All of the data must be returned exactly as given.

--------

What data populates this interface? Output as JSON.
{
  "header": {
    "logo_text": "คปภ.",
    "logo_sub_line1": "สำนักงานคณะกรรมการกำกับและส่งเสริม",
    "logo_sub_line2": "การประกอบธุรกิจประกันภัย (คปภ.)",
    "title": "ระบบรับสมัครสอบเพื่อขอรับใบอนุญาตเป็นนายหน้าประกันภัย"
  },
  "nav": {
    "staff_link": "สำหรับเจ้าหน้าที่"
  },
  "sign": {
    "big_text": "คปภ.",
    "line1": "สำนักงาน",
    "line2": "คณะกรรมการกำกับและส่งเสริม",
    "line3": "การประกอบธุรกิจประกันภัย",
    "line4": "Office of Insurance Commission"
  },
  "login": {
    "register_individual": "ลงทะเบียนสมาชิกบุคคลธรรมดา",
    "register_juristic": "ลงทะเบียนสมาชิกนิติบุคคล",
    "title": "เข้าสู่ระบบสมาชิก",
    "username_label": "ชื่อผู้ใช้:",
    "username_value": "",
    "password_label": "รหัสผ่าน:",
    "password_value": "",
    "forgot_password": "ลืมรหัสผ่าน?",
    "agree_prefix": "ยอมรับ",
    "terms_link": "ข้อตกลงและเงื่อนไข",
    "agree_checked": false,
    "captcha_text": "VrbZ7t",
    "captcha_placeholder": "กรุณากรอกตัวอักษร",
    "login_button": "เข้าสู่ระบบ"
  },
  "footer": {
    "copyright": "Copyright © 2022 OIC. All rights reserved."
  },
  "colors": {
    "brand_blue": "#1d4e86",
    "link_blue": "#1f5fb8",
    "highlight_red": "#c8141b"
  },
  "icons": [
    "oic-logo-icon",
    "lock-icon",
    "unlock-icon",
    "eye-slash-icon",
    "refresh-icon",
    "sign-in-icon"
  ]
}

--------

EXERCISE ANSWER —
What data populates this interface? Output as JSON.
{
  "header": {
    "logo_text": "คปภ.",
    "logo_sub_line1": "สำนักงานคณะกรรมการกำกับและส่งเสริม",
    "logo_sub_line2": "การประกอบธุรกิจประกันภัย (คปภ.)",
    "title": "ระบบรับสมัครสอบเพื่อขอรับใบอนุญาตเป็นนายหน้าประกันภัย"
  },
  "nav": {
    "staff_link": "สำหรับเจ้าหน้าที่"
  },
  "sign": {
    "big_text": "คปภ.",
    "line1": "สำนักงาน",
    "line2": "คณะกรรมการกำกับและส่งเสริม",
    "line3": "การประกอบธุรกิจประกันภัย",
    "line4": "Office of Insurance Commission"
  },
  "login": {
    "register_individual": "ลงทะเบียนสมาชิกบุคคลธรรมดา",
    "register_juristic": "ลงทะเบียนสมาชิกนิติบุคคล",
    "title": "เข้าสู่ระบบสมาชิก",
    "username_label": "ชื่อผู้ใช้:",
    "username_value": "",
    "password_label": "รหัสผ่าน:",
    "password_value": "",
    "forgot_password": "ลืมรหัสผ่าน?",
    "agree_prefix": "ยอมรับ",
    "terms_link": "ข้อตกลงและเงื่อนไข",
    "agree_checked": false,
    "captcha_text": "VrbZ7t",
    "captcha_placeholder": "กรุณากรอกตัวอักษร",
    "login_button": "เข้าสู่ระบบ"
  },
  "footer": {
    "copyright": "Copyright © 2022 OIC. All rights reserved."
  },
  "colors": {
    "brand_blue": "#1d4e86",
    "link_blue": "#1f5fb8",
    "highlight_red": "#c8141b"
  },
  "icons": [
    "oic-logo-icon",
    "lock-icon",
    "unlock-icon",
    "eye-slash-icon",
    "refresh-icon",
    "sign-in-icon"
  ]
}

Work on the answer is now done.